WYOMING – Mark and Kristine Wathke from Cornell took a trip to Yellowstone National Park recently that almost ended in tragedy.
The couple was apparently stranded in their car for six straight days on the Beartooth Highway after their cellphone’s GPS took them on a road that had been closed since September. This led them to become stuck in over a foot of snow after they didn’t see the road-closed sign.
Mark is the brother and brother-in-law of Boyceville area residents Paul Wathke and his wife Julie.
Mark and Kristine Wathke had made contact with their family on Tuesday, October 29 and informed them that they should be home by the following day. Reservations were also made at a hotel in Miles City, Montana for that day, but they never arrived.
When the couple did not arrive at their hotel and they did not return home on October 30 as planned, family members became concerned.
Family members began to check with all the hospitals, highway patrol and law enforcement from Wisconsin to Wyoming said the couples’ sister-in-law Julie Wathke.
“We were assisted mainly by Wyoming and Montana law enforcement,” Julie Wathke wrote in an emailed response to questions from the Tribune Press Reporter.
“Wyoming search and rescue searched by air and ground. We were in constant contact with them and assisted in tracking down their route home to narrow down the search,” added Julie Wathke.
While the search continued, Paul Wathke went to stay with their parents, Walter and Marilyn Wathke, in Eau Claire.
Meanwhile news of the couple’s disappearance hit social media.
Mark’s best friend started the facebook group to bring Mark and Kris home said Julie Wathke.
Eventually that Facebook notice caught the eye of a woman in Cody, Wyoming on Sunday, November 3.
That post prompted her husband, rancher Troy Barnett, to head out early Monday morning, November 4 to search for the Wathkes. After driving his truck as far down Beartooth Highway as he could, he apparently underloaded his snowmobile from the truck and continued his search eventually finding Mark and Kristine tired, weak, but alive.
According to a report from the Park County Sheriff’s Department in Wyoming, Barnett said, “he located the couple around 8:30 a.m. They were cold and hungry, but otherwise unharmed. They had plenty of fuel in their car and were therefore able to start the engine periodically to keep warm. They also had plenty of water and a limited amount of food.”
After being trapped for nearly a week, the Wathkes’ recorded their final goodbyes with their cell phones and hand-written notes as they feared the worst.
It was indeed a miracle that the Wathkes survived the ordeal with little ill effects despite subzero temperatures at night.
The Wathkes’ were taken by snowmobile to safety where they finally contacted their family after having no service for nearly six days. The couple remained in the area while a crew worked to free their vehicle. They then flew back to Wisconsin where they were reunited with family and friends.
The Wahtkes not realizing that that they were taveling on a closed road that beautiful Indian Summer afternoon after leaving Yellowstone National park, continued on Beartooth Highway for 14 miles until they hit an area of previous snow fall and became stuck in a drift on the roadway. The road baracades were just two miles beyond the point where their vehicle, a Kia Forte, had stopped.
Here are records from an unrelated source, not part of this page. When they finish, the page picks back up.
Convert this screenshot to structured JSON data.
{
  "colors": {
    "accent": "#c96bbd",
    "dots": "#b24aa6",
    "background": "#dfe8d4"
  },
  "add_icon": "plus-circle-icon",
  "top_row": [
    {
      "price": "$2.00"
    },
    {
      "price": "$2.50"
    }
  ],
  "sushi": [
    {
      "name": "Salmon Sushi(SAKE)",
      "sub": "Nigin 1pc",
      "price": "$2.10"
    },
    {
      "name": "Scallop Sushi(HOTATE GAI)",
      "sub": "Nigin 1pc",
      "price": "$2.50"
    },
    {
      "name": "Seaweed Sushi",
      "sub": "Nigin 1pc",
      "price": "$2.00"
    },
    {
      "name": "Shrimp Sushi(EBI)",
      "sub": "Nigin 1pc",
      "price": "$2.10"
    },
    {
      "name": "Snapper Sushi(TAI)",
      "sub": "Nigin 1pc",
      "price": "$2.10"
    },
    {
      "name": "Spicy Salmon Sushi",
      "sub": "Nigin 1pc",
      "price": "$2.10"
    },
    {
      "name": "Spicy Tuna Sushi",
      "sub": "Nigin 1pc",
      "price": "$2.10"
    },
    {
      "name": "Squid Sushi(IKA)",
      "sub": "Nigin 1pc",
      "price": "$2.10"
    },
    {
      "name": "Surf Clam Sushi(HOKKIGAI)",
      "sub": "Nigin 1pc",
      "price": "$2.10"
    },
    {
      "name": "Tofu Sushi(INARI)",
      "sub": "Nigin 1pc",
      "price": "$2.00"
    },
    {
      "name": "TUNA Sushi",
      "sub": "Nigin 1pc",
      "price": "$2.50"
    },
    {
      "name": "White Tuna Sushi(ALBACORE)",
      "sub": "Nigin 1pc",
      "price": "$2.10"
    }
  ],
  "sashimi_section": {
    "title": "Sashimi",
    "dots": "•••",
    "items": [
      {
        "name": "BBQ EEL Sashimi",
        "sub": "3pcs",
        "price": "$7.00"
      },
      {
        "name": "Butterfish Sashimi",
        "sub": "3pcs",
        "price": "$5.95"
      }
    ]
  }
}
Too far and much too cold for the Wathkes, who did not have any blankets or heavy winter clothing to backtrack on foot, the couple stayed with their car and hoped that someone would find them soon.
The Wathkes ran the vehicle for 10 minutes every four hours just to take the chill out of the vehicle and used clothing from their suitcases to cover themselves. For six days, they subsisted on some cookies, eight slices of peanut butter, jelly, some oatmeal and bottled water (that often froze at night).
Finally, the nightmare came to an happy conclusion when Troy Barnett found them.
After a short recovery period, both Mark and Kristine returned to their jobs this week.